The Chevrolet Corvette is one of the coolest cars of all time.
Imagine that classic image of the American astronaut navigating his ship through outer space and preparing for reentry, the front of the ship slowly glowing red as it enters Earth’s atmosphere, and the ship falling into the clouds, and then breaking through them into a clear sky headed for the desert below. We’ve seen the scene dozens of times.
Now imagine that scene to the tune of “Radar Rider” by Riggs. No? Too obscure? Okay, now imagine it rotoscoped. No? Not sure what that is? Rotoscoping is an animation style where live action images are made into animation. Think Richard Linklater’s Waking Life and A Scanner Darkly, but in its infancy. No? Nothing?
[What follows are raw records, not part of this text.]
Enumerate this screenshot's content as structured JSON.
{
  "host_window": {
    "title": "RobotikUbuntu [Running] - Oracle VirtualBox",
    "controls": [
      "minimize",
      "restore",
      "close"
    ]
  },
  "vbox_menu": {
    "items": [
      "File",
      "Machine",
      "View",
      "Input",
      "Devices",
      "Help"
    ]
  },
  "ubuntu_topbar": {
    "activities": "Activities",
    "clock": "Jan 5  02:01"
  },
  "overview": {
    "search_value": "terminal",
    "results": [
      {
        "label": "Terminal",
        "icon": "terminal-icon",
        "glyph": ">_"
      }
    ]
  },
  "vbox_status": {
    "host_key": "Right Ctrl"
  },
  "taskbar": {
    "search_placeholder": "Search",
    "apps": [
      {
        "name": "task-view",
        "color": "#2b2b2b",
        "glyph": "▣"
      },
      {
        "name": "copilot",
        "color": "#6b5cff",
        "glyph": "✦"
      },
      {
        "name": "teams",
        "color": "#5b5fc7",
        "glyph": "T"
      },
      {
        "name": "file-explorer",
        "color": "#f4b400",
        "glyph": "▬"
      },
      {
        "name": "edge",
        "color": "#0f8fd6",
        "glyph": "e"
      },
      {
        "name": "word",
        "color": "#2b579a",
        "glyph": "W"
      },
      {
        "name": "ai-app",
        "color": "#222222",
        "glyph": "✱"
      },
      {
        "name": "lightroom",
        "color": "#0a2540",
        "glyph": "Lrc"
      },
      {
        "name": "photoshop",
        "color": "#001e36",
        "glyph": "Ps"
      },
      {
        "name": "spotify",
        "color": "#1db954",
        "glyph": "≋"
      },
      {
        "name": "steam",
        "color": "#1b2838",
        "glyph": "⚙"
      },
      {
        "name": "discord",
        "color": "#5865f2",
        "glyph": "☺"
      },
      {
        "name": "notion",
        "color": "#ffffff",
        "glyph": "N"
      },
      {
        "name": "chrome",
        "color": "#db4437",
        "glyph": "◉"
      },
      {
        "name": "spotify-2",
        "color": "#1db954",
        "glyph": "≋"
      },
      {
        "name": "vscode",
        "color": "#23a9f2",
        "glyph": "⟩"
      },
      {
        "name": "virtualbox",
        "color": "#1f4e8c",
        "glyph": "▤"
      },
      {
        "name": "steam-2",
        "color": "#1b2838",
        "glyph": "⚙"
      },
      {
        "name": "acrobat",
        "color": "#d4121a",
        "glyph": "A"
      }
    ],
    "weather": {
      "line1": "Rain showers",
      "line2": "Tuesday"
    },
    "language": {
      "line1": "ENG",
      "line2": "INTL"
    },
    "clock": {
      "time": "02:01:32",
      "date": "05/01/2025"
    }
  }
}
Okay, let’s just make the space ship a late 50s Chevrolet Corvette. Yeah, someone did that. Now we have the opening to the animated science fiction and horror anthology Heavy Metal (1981) based on the amazing groundbreaking magazine by the same title.
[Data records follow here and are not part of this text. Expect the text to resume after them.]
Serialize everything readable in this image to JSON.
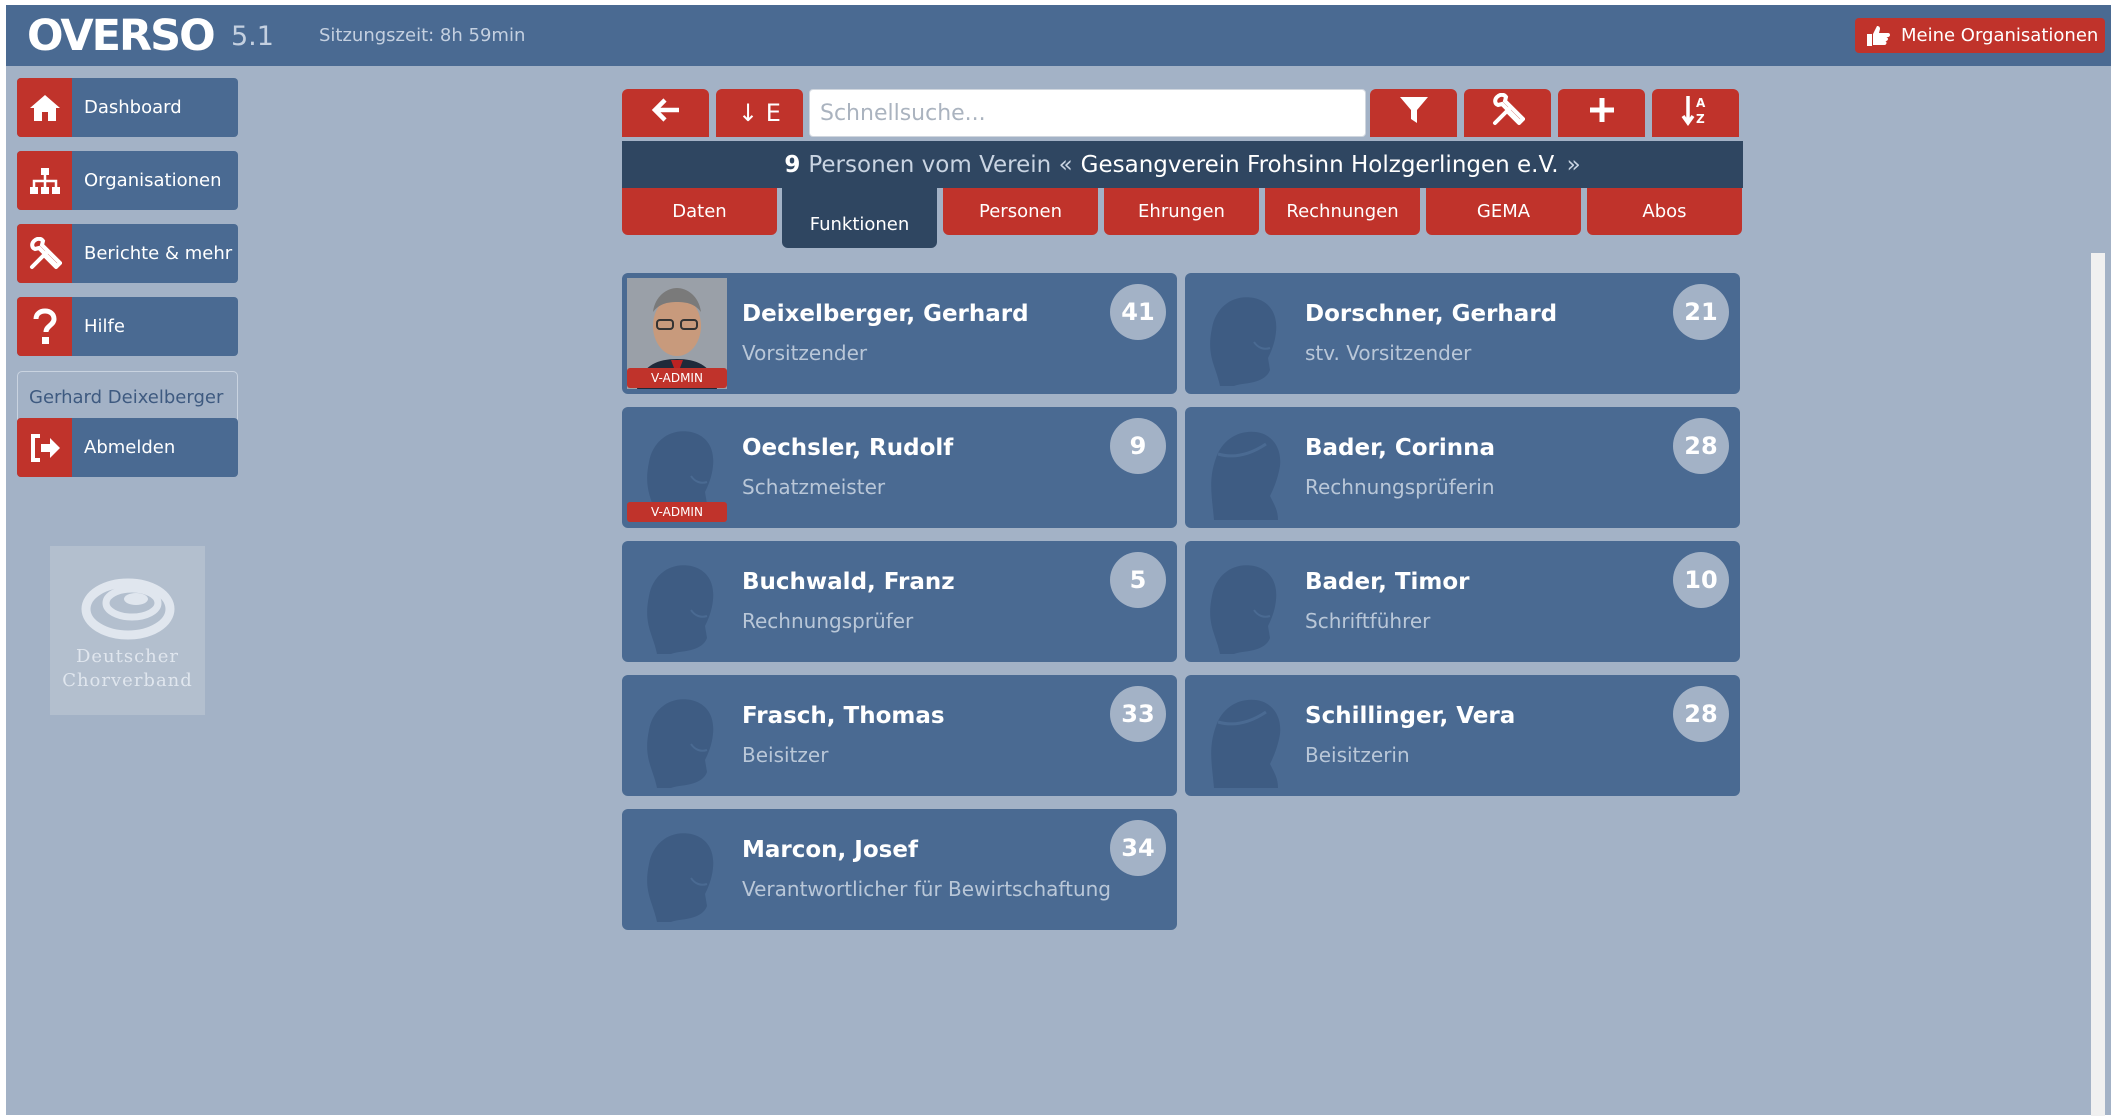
{
  "app": {
    "logo": "OVERSO",
    "version": "5.1",
    "session": "Sitzungszeit: 8h 59min",
    "my_orgs": "Meine Organisationen"
  },
  "sidebar": {
    "items": [
      {
        "label": "Dashboard",
        "icon": "home-icon"
      },
      {
        "label": "Organisationen",
        "icon": "sitemap-icon"
      },
      {
        "label": "Berichte & mehr",
        "icon": "tools-icon"
      },
      {
        "label": "Hilfe",
        "icon": "question-icon"
      }
    ],
    "user": "Gerhard Deixelberger",
    "logout": "Abmelden",
    "logo_line1": "Deutscher",
    "logo_line2": "Chorverband"
  },
  "toolbar": {
    "back": "←",
    "sort_e": "↓ E",
    "search_placeholder": "Schnellsuche...",
    "filter": "filter-icon",
    "tools": "tools-icon",
    "add": "+",
    "sort": "sort-az-icon"
  },
  "banner": {
    "count": "9",
    "text": "Personen vom Verein «",
    "club": "Gesangverein Frohsinn Holzgerlingen e.V.",
    "close": "»"
  },
  "tabs": [
    "Daten",
    "Funktionen",
    "Personen",
    "Ehrungen",
    "Rechnungen",
    "GEMA",
    "Abos"
  ],
  "active_tab": "Funktionen",
  "people": [
    {
      "name": "Deixelberger, Gerhard",
      "role": "Vorsitzender",
      "count": "41",
      "badge": "V-ADMIN",
      "avatar": "photo"
    },
    {
      "name": "Dorschner, Gerhard",
      "role": "stv. Vorsitzender",
      "count": "21",
      "badge": "",
      "avatar": "male"
    },
    {
      "name": "Oechsler, Rudolf",
      "role": "Schatzmeister",
      "count": "9",
      "badge": "V-ADMIN",
      "avatar": "male"
    },
    {
      "name": "Bader, Corinna",
      "role": "Rechnungsprüferin",
      "count": "28",
      "badge": "",
      "avatar": "female"
    },
    {
      "name": "Buchwald, Franz",
      "role": "Rechnungsprüfer",
      "count": "5",
      "badge": "",
      "avatar": "male"
    },
    {
      "name": "Bader, Timor",
      "role": "Schriftführer",
      "count": "10",
      "badge": "",
      "avatar": "male"
    },
    {
      "name": "Frasch, Thomas",
      "role": "Beisitzer",
      "count": "33",
      "badge": "",
      "avatar": "male"
    },
    {
      "name": "Schillinger, Vera",
      "role": "Beisitzerin",
      "count": "28",
      "badge": "",
      "avatar": "female"
    },
    {
      "name": "Marcon, Josef",
      "role": "Verantwortlicher für Bewirtschaftung",
      "count": "34",
      "badge": "",
      "avatar": "male"
    }
  ],
  "colors": {
    "brand_red": "#c0332b",
    "panel_blue": "#4a6a92",
    "dark_navy": "#2f4661",
    "background": "#a3b2c6"
  }
}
The movie starts with the space shuttle opening its bay doors, which for the movie are on the bottom, and from which a second ship is lowered into space, its dark undercarriage indefinable, and the interior lights of the bay glowing bright enough to obscure this secondary spaceship. The music kicks in, and the next shot we see is the helmeted head of an astronaut, a car steering wheel in hand, the windshield framing him and space opening up behind him—of course it’s a convertible, why wouldn’t it be? For purely aesthetic reasons of course and certainly not scientific ones.
What we see next are actual animated photographs—incredibly stylized rotoscoping—of the late 50s Corvette, which has been argued to be a ’59 or a ’60. First, a close up of its beautiful toothy grill and shiny stand-alone headlights. And finally some nice long shots with its whitewall tires, red leather interior, and white body with a fat gray swoosh shooting out from its wheel well and along the front doors. As it reenters, Grimaldi, the astronaut, uses the wipers to flick away the accumulated burnt reentry skin on the windshield, which is probably the most scientifically accurate part of this sequence, but stretchingly so.
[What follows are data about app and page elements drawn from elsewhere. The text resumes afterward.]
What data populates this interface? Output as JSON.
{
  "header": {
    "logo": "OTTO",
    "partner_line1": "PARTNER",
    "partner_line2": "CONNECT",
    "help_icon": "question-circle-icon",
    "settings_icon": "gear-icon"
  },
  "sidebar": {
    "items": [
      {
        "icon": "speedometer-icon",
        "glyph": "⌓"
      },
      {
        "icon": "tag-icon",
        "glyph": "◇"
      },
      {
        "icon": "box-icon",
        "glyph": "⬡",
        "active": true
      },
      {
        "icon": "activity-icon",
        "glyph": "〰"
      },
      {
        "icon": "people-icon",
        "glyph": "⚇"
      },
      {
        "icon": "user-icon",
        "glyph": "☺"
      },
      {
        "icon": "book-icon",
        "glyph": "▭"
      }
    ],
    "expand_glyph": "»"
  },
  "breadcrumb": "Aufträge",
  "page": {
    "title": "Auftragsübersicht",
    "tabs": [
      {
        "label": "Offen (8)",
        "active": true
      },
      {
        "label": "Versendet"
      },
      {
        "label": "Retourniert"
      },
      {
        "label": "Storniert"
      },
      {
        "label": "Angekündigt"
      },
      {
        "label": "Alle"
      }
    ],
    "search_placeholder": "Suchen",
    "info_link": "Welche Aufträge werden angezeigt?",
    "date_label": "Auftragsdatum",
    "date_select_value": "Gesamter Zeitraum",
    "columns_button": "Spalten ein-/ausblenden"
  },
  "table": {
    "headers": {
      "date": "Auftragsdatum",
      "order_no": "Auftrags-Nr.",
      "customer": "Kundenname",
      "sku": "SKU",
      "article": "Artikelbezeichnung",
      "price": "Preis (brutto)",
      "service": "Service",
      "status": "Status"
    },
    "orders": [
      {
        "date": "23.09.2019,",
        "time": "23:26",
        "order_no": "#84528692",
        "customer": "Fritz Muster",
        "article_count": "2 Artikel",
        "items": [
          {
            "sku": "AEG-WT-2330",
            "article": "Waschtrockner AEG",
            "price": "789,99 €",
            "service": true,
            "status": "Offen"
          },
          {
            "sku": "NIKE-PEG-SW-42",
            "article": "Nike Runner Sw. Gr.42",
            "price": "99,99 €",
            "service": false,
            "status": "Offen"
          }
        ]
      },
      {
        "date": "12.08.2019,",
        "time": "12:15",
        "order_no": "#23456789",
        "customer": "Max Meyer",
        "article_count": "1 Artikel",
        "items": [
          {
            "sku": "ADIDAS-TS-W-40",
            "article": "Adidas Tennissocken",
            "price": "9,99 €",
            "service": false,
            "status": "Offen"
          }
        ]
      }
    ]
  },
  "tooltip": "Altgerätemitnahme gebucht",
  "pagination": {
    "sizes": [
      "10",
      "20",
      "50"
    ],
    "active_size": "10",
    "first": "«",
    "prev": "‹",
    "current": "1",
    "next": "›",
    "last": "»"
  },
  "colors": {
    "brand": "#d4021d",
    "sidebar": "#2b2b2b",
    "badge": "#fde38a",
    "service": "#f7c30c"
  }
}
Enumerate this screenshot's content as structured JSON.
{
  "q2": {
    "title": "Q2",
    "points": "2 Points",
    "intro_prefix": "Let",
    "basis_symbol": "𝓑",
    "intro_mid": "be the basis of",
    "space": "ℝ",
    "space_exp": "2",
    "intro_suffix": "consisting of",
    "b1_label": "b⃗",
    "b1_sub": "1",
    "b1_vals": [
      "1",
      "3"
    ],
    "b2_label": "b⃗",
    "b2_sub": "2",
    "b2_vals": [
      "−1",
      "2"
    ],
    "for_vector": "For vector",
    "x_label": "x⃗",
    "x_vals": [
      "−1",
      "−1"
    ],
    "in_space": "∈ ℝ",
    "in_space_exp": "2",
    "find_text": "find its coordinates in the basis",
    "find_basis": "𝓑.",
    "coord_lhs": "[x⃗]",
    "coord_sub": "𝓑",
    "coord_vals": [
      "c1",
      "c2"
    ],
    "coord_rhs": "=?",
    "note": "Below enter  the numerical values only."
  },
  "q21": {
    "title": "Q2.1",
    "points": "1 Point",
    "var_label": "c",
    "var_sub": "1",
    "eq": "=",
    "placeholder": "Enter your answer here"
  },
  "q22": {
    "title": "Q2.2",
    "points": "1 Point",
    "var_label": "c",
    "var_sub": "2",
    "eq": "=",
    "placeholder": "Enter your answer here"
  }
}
The sequence, “Soft Landing,” was directed my Jimmy T. Murakami and John Bruno and written by Dan O’Bannon who had written a little horror sci-fi screenplay called Alien (1979) and who would go on to direct Return of the Living Dead (1985).
The maiden voyage of the Space Shuttle was 1981, the same year the film was released, which can only mean that the nation was already so excited about these huge changes in the space program that even art was already influenced by it—finally, a spaceship with wings!—and yet the nation was still on a high from the NASA moon landing a mere twelve years before. They took the whole science fiction promise of a flying car, one-upped it, literally into space, and intertwined it forever with the idea of American progress. The opening sequence to Heavy Metal is more nationally iconographic than any war movie out there, and is in fact probably the most Americana-filled opening sequence in the history of world cinema.